Confessions of a Bereaved Mother


Admitting that anger has been in the way.

When our daughter died, it was an unexpected thing. As word got out through us and through the grapevine that our daughter had died, the responses that we got from everyone were not always what we had expected.  Some of the people who we would have relied upon to be there when we were so broken and hurt were not there, and others who we had little or no expectation of stepped up and became our support system.  It was such a trying time, full of surprises and disappointment which I found so hard to cope with while our loss was so new.

In the weeks after our daughter’s death, it seemed that we were being left to our own devices.  Time began to move forward and everyone was getting back to their own routines and their daily concerns.  The calls to check in with us became fewer, our daughter came up less and less in the conversations we had with everyone; we were feeling very alone together in our grief.  I began to feel as though our daughter was becoming just another sad news story and that the depth of our pain and our anguish was simply lost on everyone but us.

I confess that I was very angry.  I was angry at God for taking my baby away.  I was angry at my doctors for not knowing about our daughter’s condition before she was born.  I was angry that our daughter died in spite of doing all the right things during her pregnancy.  I was angry at my mother for dying the year before and not being here for me when I needed her most.  I was angry that my father was out of town when our daughter was born and died.  I was angry at all of the stupid things the people closest to us chose to say (or not say) about our daughter’s death. I was angry at those who would not validate our loss as being worthy of feeling just complete and total devastation.  I was angry that my husband was not on the same page of grief that I was at any given time.  I was consumed by this unbridled anger which evolved quickly into resentment, making a curtain go up between me and everyone else.

At the time, of course I had no idea of the impact my curtain would have.  It was only a curtain, right?  I felt certain that if people really cared they would push the curtain aside and let me know that they remembered her, that they could see my pain, that they were there for me.  I certainly wasn’t going to tell them that I was desperate for them to do so!  I shouldn’t have to ask for compassionate help and understanding, should I?  I will squirrel myself away, wrapped snugly in my blanket of resentment and simply be angry at everyone for letting me down when they probably had no idea they had.

Today, I regret that I allowed others’ discomfort about child death be my guide for so long.  I wish I had been more forward in the year after her death in revealing that it is not unpleasant at all to talk about her and remember.  I wish I had let go of the anger and found a way to change the things that were bothering me.  I wish I had acted against the restraints I felt and brought our daughter into people’s awareness with remembrances and memorials. So many opportunities were missed.

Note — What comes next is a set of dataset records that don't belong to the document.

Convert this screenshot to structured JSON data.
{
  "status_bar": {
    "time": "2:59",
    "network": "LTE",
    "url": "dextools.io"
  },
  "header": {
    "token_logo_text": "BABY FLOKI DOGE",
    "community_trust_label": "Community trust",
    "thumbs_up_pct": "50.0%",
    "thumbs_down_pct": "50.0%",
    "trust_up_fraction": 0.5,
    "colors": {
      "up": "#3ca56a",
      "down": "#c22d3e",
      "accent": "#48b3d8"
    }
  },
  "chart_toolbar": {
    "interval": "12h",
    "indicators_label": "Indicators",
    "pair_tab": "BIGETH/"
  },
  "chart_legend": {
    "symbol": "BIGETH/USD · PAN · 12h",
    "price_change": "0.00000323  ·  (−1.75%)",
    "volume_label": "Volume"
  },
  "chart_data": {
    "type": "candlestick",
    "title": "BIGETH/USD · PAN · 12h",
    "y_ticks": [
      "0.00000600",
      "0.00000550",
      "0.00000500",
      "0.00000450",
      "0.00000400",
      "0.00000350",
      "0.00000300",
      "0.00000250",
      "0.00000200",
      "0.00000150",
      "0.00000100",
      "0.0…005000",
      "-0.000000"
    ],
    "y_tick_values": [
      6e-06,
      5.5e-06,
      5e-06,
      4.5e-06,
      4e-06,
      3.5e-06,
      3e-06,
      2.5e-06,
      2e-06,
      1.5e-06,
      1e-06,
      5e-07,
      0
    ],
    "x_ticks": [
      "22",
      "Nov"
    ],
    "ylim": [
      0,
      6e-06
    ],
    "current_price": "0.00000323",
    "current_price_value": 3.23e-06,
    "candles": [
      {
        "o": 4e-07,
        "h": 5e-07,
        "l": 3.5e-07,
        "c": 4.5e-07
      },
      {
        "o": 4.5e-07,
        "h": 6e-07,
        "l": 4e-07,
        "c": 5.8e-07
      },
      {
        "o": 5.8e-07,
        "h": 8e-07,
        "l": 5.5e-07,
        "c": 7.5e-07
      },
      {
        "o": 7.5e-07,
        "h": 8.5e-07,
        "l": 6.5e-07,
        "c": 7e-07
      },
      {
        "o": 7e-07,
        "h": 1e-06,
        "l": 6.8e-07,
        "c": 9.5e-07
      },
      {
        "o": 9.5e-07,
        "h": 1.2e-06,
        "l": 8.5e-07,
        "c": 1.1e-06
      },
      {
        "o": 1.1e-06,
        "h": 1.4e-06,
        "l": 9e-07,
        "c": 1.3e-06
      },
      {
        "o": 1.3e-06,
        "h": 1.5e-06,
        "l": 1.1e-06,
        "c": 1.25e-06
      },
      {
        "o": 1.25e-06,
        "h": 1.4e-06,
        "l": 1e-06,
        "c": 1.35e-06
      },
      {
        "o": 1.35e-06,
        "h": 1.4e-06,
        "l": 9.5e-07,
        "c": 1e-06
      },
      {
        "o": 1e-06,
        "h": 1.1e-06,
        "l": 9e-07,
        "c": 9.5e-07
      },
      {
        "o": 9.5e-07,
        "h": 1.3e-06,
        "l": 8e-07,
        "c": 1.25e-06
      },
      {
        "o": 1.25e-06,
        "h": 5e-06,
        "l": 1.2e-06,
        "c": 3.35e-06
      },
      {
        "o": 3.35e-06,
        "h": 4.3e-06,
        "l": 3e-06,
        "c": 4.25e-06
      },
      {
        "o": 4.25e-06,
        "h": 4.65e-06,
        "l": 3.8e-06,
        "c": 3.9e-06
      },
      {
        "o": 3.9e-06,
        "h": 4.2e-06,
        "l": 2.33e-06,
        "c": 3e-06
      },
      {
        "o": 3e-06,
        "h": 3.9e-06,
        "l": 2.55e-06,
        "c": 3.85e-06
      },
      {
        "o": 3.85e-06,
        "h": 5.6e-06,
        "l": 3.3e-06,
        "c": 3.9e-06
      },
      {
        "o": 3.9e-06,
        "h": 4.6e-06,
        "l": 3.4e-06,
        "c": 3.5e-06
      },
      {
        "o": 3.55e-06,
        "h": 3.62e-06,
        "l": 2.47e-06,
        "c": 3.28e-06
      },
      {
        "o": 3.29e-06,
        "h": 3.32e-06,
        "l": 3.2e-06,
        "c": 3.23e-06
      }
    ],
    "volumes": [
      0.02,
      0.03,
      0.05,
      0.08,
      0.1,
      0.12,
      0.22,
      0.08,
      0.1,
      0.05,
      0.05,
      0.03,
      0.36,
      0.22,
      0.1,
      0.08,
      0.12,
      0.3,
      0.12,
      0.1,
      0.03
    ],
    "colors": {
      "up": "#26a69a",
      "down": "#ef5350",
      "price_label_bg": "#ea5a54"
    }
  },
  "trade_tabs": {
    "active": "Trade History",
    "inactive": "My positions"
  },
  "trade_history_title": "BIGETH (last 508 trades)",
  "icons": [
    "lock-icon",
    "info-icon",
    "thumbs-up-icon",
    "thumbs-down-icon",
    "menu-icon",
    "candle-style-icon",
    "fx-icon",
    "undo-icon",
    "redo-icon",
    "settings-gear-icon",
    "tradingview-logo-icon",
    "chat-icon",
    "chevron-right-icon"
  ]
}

Of course, there is no way to know if things truly would have been different had I been more assertive about my needs.  Who can say how much of a role my actions played in the scheme of things?  Was this lack of support really occurring or was it my perception?  Was it something that evolved because I became closed off or because those people were truly unable or unwilling to be there?

Part of healing after my loss has been to let go of so many things, and one of those things I am working on now is the anger and the blame I have placed, deserving or not, on those who did not provide the support that I needed.  I have chosen to release this burden from my heart and forgive.  I forgive myself for harboring so much anger and resentment for so long.  But more importantly, I forgive each and every single person who I felt disappointed by.  I never really allowed them to own this, they were never let in on it.  And so, I must be fair and find peace in choosing to simply let it go.

This journey on the path of grief has taught me so many things.  Today, my lesson is to  acknowledge that this path is actually a two way street.